I am confident that over the next decade we will have restored our mangroves to acceptable levels, improved sustainable fisheries exploitation by 70-80%, and restored our degraded coral reefs. The biggest challenge, however, will be to maintain current initiatives and launch new ones. Restoring ecosystems is a slow process and could take longer than the nine years we have left for current initiatives to bear fruit.
The Restoration Decade Initiative has identified a 10-point plan, three of which I believe are essential.

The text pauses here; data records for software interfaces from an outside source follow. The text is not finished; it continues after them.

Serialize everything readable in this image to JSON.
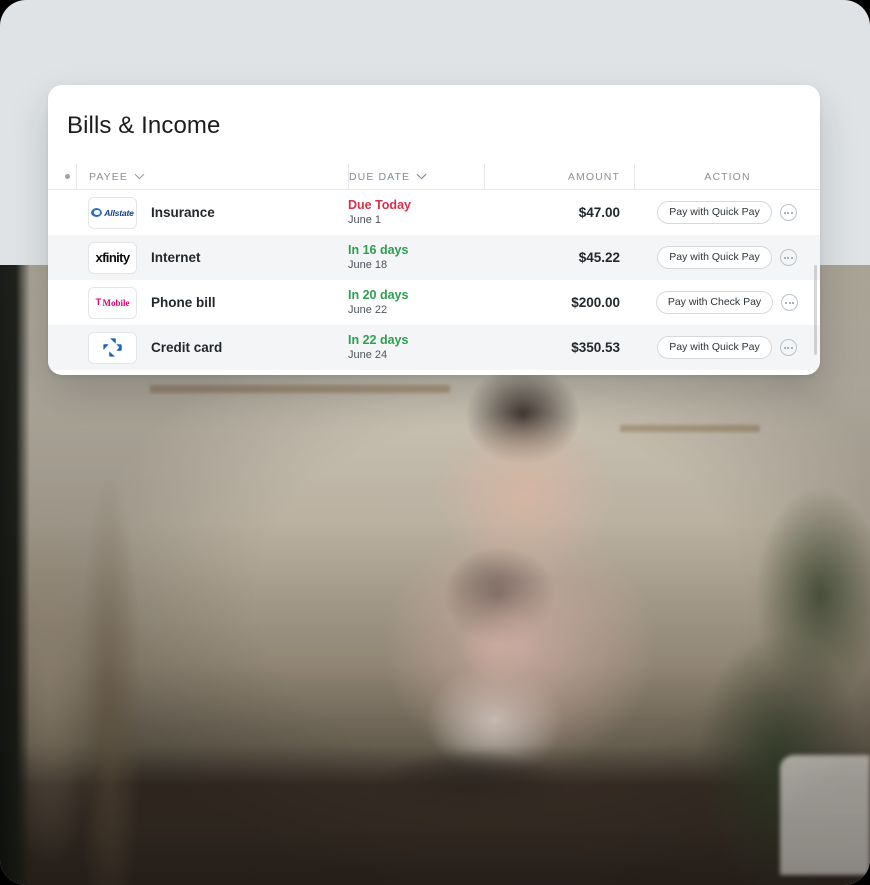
{
  "card": {
    "title": "Bills & Income"
  },
  "table": {
    "header": {
      "dot_icon": "status-dot-icon",
      "payee": "PAYEE",
      "payee_sort_icon": "chevron-down-icon",
      "due_date": "DUE DATE",
      "due_date_sort_icon": "chevron-down-icon",
      "amount": "AMOUNT",
      "action": "ACTION"
    },
    "rows": [
      {
        "logo": "allstate-logo",
        "logo_text": "Allstate",
        "payee": "Insurance",
        "due_label": "Due Today",
        "due_status": "red",
        "due_date": "June 1",
        "amount": "$47.00",
        "action_label": "Pay with Quick Pay",
        "more_icon": "more-options-icon",
        "striped": false
      },
      {
        "logo": "xfinity-logo",
        "logo_text": "xfinity",
        "payee": "Internet",
        "due_label": "In 16 days",
        "due_status": "green",
        "due_date": "June 18",
        "amount": "$45.22",
        "action_label": "Pay with Quick Pay",
        "more_icon": "more-options-icon",
        "striped": true
      },
      {
        "logo": "tmobile-logo",
        "logo_text": "T Mobile",
        "payee": "Phone bill",
        "due_label": "In 20 days",
        "due_status": "green",
        "due_date": "June 22",
        "amount": "$200.00",
        "action_label": "Pay with Check Pay",
        "more_icon": "more-options-icon",
        "striped": false
      },
      {
        "logo": "chase-logo",
        "logo_text": "Chase",
        "payee": "Credit card",
        "due_label": "In 22 days",
        "due_status": "green",
        "due_date": "June 24",
        "amount": "$350.53",
        "action_label": "Pay with Quick Pay",
        "more_icon": "more-options-icon",
        "striped": true
      }
    ]
  },
  "photo": {
    "alt": "Man with glasses holding a baby at a kitchen table using a tablet"
  },
  "colors": {
    "due_overdue": "#d8314a",
    "due_upcoming": "#2e9e4f",
    "page_background": "#dfe3e6",
    "card_background": "#ffffff",
    "row_stripe": "#f4f5f6",
    "header_text": "#8a9199"
  }
}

The first is long-term funding, without which such projects cannot last. Developing models and scaling them will be key to the success of initiatives around the world. According to a UN assessment report, investments in nature must increase from the current figure of 130 billion dollars to around 330 billion dollars. Restoration efforts in Abu Dhabi will also need long-term financial support. We will provide funding through public-private partnerships to attract investment in addition to appealing to individual philanthropy. One such example is the recently launched Etihad Airways Mangroves program in partnership with EAD, Jubail Island and the Storey Group.
Second, resources must be allocated to innovation in research. Scientific knowledge and understanding should underpin these projects, given that they involve enormous financial and human resources, in addition to leadership commitments.
Finally, it is important to share and celebrate restoration efforts. We need to tell success stories compellingly and appreciate the driving forces behind them. We will take our examples of Scimitar-horned Oryx and fishing around the world. Because we believe these stories need to be told. This is crucial to ensure that world leaders elsewhere also understand this. The best way to do this is to use demonstration projects to show the benefits and the return on investment, both for nature and for people.
We also need to listen and learn from other successful practices around the world.
Ecosystem restoration is a global imperative for biodiversity and climate change that must be implemented with greater urgency than ever. And I’m truly honored to be on the advisory board of this global effort. It is both a huge responsibility and a wonderful opportunity. Indeed, this is our chance to work together to quit and heal, and to protect and thrive – for our planet and for our species.
Published: 07 Mar 2022, 05:00